Perhaps the last suggestion would be more difficult.

Martin M
Martin M
10 months ago
Reply to  j watson

Scrappage of £2k available” I’ve never understood the British penchant for scrapping otherwise serviceable cars on “environmental grounds”. Surely it would be more sensible to donate them to a third-world country.

Caradog Wiliams
Caradog Wiliams
10 months ago
Reply to  j watson

Strangely, I agree with you (must be a bad day).
I don’t live in London but when I visit I always think of the unknown cost of all that pollution on public health. Who knows how many cancers are caused by breathing in all that s*it every day? Who knows how NHS waiting lists could be reduced after 20 years of breathing clear air? Why is breathing London air not seen to be as bad as smoking? Why not ban London air from all public buildings – just like banning cigarette smoke?
Perhaps the last suggestion would be more difficult.

j watson
j watson
10 months ago

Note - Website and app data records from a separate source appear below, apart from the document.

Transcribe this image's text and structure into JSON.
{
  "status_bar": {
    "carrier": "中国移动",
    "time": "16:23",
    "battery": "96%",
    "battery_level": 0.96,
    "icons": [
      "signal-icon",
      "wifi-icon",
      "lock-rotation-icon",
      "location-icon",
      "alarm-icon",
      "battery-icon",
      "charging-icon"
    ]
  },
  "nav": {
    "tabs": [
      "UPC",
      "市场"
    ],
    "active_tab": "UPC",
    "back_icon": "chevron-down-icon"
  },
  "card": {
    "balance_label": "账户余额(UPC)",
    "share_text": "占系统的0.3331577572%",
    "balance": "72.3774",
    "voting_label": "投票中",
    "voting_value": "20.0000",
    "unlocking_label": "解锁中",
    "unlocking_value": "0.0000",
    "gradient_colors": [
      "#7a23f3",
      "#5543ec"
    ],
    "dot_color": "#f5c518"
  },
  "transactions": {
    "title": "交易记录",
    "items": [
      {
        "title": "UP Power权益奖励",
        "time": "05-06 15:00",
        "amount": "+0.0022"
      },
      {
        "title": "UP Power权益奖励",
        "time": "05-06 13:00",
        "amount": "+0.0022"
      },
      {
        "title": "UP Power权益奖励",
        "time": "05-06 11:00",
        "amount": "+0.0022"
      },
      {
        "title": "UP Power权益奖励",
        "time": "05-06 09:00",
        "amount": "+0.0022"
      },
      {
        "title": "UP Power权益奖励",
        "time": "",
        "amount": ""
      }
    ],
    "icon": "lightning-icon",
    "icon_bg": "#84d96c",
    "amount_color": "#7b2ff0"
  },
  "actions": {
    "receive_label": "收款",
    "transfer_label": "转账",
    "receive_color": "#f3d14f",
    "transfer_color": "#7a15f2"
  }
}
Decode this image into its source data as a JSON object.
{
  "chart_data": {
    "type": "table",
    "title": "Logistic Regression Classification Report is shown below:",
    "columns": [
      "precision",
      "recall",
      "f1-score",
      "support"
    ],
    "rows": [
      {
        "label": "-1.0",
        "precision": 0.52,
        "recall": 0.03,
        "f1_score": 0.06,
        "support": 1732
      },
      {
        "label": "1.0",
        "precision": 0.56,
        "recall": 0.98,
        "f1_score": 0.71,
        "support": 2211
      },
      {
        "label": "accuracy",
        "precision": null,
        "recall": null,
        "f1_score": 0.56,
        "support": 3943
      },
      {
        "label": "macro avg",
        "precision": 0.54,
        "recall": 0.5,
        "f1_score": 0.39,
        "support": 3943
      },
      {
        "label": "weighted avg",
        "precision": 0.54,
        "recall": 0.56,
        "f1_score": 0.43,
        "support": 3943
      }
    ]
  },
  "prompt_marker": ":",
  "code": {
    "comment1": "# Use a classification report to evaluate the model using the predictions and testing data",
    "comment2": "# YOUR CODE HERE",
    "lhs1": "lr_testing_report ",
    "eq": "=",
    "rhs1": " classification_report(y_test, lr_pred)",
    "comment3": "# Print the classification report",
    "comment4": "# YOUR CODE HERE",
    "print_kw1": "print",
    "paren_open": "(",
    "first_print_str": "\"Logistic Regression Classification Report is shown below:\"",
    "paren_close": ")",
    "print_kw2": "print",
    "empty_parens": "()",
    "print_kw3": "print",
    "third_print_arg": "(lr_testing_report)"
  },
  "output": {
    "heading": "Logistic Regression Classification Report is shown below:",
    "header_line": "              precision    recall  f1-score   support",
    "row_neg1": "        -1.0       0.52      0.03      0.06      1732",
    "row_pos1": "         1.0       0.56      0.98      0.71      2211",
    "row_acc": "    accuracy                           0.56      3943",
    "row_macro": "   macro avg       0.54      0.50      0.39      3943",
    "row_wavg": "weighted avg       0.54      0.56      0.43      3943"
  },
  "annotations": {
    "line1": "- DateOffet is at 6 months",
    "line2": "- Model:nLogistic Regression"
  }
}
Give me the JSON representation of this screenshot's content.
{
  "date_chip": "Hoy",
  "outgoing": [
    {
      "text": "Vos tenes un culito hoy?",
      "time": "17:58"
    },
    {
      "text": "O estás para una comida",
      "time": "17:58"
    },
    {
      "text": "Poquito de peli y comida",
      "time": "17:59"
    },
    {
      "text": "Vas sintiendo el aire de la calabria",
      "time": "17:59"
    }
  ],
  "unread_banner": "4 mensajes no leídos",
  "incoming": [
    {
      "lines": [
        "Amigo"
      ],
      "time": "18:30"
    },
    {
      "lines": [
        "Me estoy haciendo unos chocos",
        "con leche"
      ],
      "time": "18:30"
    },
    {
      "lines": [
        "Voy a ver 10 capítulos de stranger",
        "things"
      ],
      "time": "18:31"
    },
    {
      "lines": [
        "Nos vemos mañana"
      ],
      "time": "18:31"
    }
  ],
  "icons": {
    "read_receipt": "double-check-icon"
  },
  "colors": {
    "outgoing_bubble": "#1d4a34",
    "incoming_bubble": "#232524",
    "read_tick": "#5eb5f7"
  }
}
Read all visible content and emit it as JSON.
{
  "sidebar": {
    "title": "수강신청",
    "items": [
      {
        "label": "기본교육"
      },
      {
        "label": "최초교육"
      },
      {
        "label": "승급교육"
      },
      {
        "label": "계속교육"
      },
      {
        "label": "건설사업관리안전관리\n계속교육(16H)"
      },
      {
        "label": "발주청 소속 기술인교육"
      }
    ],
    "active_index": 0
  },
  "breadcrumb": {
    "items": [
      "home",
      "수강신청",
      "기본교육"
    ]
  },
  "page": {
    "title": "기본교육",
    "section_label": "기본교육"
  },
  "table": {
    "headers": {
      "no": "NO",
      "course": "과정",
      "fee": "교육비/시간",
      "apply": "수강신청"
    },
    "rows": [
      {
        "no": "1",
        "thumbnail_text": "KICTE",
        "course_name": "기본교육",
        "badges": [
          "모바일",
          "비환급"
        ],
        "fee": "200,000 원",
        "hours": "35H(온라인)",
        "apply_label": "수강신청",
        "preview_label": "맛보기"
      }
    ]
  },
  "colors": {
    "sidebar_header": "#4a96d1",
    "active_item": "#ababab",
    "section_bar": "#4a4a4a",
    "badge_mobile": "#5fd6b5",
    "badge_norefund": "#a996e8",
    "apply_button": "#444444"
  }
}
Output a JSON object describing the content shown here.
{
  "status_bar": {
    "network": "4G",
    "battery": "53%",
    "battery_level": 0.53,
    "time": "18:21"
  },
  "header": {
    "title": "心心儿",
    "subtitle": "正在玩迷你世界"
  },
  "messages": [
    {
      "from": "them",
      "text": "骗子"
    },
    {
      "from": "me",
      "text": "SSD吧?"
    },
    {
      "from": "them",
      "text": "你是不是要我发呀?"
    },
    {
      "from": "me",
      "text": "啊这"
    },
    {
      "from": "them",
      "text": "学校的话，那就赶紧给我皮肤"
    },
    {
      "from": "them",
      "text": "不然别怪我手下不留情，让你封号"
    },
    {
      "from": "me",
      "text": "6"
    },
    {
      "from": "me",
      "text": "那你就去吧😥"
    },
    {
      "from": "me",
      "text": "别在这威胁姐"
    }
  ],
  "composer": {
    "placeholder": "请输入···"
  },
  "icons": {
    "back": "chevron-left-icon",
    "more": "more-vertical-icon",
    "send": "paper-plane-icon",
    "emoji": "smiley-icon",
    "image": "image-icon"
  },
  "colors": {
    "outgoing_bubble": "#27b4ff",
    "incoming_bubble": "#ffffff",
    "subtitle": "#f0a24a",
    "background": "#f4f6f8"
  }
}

I suspect that once most grasp they are unaffected and it’s only a relatively small cohort of older vehicles the emotion generated may dissipate. The estimates are 10% of those currently driving through new expanded zones. Diesel Vans pre 2015 likely fall foul of rules, but you need a car pre 2006 to trigger and there won’t be loads of those. Scrappage of £2k available, albeit you have to live in the zones. So if you are commuting in through the ULEZ you have to sort yourself out or pay the charge – but why should you be allowed to continue to excessively pollute an area you don’t live in?
It’ll settle. If Khan loses his successor won’t want to give up the income either, esp as TfL takings down.
We’ll adjust. There were howls when congestion charge was first introduced two decades ago.